• _Exercise description_: Copy, from the listing, every line in which the string "true" is present.

• _Exercise input_:
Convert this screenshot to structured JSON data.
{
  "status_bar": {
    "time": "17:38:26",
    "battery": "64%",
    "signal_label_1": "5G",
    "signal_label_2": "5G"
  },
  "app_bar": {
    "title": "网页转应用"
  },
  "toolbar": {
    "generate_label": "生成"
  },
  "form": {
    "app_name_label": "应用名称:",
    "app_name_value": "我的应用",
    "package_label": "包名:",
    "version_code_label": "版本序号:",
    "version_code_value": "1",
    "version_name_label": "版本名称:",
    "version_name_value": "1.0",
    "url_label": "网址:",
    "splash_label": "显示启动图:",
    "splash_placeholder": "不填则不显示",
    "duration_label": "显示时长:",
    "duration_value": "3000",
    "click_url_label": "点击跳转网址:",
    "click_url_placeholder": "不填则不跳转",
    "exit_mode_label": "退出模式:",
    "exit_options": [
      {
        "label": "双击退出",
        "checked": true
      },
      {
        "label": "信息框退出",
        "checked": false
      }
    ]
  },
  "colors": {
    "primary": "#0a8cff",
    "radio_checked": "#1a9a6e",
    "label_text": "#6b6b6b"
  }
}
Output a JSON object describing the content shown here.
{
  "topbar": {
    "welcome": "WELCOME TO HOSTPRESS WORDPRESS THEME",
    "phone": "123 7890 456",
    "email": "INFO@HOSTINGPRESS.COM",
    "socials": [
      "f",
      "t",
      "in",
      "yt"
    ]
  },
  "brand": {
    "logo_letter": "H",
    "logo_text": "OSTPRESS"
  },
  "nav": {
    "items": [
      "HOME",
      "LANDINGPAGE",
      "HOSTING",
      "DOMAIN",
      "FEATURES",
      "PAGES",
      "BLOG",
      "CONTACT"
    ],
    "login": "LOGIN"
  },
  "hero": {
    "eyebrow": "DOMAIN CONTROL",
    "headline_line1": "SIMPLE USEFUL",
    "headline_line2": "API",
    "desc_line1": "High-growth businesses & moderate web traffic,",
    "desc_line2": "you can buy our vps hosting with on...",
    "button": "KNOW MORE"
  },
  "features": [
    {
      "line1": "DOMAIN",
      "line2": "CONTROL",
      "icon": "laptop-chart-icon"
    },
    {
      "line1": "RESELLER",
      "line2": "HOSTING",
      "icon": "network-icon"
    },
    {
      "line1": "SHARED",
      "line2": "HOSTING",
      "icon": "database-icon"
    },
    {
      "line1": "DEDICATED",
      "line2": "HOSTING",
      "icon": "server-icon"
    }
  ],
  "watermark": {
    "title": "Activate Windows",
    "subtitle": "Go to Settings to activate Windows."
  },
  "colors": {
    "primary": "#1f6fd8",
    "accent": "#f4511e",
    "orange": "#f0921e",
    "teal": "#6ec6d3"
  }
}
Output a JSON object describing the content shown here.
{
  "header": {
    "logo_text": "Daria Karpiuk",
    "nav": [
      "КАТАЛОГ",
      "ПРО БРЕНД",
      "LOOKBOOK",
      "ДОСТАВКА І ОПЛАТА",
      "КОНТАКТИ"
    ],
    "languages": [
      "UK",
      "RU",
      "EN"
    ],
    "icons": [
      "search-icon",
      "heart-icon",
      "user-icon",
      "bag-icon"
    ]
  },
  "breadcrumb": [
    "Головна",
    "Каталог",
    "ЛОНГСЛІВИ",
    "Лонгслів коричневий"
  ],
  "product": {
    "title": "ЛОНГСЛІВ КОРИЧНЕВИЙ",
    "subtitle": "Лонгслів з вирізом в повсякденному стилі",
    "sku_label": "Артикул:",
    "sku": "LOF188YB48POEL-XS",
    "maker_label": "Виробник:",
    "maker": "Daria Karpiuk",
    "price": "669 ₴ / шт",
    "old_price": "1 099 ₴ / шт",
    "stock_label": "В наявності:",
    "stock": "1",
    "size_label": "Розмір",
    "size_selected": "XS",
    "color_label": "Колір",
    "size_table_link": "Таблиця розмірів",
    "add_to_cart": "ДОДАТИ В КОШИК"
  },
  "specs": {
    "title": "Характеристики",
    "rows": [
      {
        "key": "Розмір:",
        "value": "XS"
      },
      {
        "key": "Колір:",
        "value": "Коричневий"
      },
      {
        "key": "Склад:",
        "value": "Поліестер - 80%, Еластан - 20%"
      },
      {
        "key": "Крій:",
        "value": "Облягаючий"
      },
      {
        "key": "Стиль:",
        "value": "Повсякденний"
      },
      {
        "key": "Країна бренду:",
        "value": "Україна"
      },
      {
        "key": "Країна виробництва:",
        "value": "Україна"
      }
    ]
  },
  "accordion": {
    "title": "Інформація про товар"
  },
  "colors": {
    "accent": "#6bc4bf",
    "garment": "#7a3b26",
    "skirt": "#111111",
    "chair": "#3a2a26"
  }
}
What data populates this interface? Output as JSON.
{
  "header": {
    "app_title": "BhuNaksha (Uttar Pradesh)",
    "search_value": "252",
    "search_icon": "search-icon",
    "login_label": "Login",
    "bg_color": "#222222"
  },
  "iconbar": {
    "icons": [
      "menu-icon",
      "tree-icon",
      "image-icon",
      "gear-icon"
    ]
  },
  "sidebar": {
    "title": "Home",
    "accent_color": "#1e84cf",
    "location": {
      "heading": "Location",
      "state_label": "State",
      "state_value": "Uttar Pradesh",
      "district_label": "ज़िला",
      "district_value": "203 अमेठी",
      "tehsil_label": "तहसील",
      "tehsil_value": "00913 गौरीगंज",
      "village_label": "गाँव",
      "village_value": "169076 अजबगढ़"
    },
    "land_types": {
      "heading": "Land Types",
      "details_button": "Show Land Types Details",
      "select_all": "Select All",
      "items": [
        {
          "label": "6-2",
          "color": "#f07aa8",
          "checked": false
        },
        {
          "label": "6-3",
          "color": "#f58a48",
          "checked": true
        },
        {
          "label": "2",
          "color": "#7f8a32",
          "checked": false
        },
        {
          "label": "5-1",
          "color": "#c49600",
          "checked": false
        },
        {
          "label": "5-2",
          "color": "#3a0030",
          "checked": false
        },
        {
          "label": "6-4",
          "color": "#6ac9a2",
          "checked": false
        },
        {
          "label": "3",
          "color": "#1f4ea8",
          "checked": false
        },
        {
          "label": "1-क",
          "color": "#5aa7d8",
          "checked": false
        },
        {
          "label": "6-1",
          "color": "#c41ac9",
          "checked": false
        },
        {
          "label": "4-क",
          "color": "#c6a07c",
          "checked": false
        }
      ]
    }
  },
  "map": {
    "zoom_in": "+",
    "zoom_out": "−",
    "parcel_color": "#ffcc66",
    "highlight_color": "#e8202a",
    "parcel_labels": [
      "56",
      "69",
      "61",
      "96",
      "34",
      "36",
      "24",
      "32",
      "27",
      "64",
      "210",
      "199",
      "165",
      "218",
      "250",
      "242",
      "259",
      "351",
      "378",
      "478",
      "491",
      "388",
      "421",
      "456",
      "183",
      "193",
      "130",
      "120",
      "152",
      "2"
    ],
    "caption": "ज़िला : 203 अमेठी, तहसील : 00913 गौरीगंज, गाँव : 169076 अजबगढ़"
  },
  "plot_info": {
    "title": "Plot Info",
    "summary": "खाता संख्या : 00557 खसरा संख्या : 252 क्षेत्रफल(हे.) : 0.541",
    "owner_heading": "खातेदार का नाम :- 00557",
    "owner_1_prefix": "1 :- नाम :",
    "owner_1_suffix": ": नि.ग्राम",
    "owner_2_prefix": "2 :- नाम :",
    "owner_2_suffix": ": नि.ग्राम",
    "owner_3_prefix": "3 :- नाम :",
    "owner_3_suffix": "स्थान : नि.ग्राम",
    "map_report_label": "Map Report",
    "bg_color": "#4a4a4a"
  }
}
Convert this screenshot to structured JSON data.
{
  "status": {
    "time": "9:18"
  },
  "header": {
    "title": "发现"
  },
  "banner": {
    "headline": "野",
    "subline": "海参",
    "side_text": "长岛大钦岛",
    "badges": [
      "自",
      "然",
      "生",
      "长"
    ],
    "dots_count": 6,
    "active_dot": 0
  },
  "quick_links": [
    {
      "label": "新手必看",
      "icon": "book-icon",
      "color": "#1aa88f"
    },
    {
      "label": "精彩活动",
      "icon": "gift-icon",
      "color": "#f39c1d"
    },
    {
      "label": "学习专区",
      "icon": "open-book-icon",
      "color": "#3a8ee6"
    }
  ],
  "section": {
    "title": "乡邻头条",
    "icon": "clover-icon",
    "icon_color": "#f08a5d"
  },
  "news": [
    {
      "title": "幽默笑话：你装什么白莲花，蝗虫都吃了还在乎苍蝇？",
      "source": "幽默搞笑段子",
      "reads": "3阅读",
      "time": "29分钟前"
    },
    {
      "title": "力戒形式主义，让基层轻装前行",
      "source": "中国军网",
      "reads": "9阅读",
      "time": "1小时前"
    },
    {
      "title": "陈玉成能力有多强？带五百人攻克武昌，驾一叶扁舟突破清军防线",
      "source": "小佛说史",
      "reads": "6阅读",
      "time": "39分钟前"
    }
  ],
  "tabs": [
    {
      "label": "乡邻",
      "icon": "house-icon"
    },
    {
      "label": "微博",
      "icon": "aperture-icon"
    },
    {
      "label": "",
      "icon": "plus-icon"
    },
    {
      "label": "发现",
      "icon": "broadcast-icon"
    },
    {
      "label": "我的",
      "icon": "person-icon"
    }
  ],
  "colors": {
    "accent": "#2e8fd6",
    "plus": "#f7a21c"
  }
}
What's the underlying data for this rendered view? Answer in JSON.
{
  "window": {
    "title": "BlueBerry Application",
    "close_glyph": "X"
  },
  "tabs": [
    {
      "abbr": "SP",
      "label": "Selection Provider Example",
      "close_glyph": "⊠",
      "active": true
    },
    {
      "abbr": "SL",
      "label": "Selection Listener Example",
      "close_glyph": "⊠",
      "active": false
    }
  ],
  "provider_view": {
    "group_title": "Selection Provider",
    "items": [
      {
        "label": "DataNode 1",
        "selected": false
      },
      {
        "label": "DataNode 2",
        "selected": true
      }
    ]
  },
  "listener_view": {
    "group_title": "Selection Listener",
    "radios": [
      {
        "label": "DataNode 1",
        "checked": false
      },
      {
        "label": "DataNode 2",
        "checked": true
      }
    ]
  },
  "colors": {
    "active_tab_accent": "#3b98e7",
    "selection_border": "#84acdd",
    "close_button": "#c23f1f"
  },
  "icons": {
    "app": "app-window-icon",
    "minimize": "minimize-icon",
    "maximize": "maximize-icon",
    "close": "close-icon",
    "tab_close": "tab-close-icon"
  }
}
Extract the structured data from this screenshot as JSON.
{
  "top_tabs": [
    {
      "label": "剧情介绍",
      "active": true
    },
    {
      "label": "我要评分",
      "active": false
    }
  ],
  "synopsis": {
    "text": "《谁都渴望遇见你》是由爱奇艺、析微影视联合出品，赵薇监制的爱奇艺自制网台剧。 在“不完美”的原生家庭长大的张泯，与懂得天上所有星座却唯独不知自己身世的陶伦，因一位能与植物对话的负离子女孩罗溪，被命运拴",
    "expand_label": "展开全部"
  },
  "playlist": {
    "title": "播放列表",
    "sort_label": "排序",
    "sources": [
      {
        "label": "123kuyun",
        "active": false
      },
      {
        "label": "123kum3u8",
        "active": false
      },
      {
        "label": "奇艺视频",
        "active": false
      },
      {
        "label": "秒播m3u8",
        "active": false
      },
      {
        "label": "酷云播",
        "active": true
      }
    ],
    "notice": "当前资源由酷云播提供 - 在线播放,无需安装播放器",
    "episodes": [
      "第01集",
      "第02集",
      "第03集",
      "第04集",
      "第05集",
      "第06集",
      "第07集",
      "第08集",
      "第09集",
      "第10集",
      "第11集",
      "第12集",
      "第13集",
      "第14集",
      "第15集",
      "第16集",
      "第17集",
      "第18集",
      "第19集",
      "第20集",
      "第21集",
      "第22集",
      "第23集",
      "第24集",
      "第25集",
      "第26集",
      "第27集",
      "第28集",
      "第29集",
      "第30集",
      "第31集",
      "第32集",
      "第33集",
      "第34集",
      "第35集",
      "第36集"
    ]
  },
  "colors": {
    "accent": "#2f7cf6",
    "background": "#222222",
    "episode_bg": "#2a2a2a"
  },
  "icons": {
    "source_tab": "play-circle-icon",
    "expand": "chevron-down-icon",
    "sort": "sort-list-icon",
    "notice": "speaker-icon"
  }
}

• _Reply_:
        "checked": true
          "checked": true
      "active": true
        "selected": true
        "checked": true
      "active": true
        "active": true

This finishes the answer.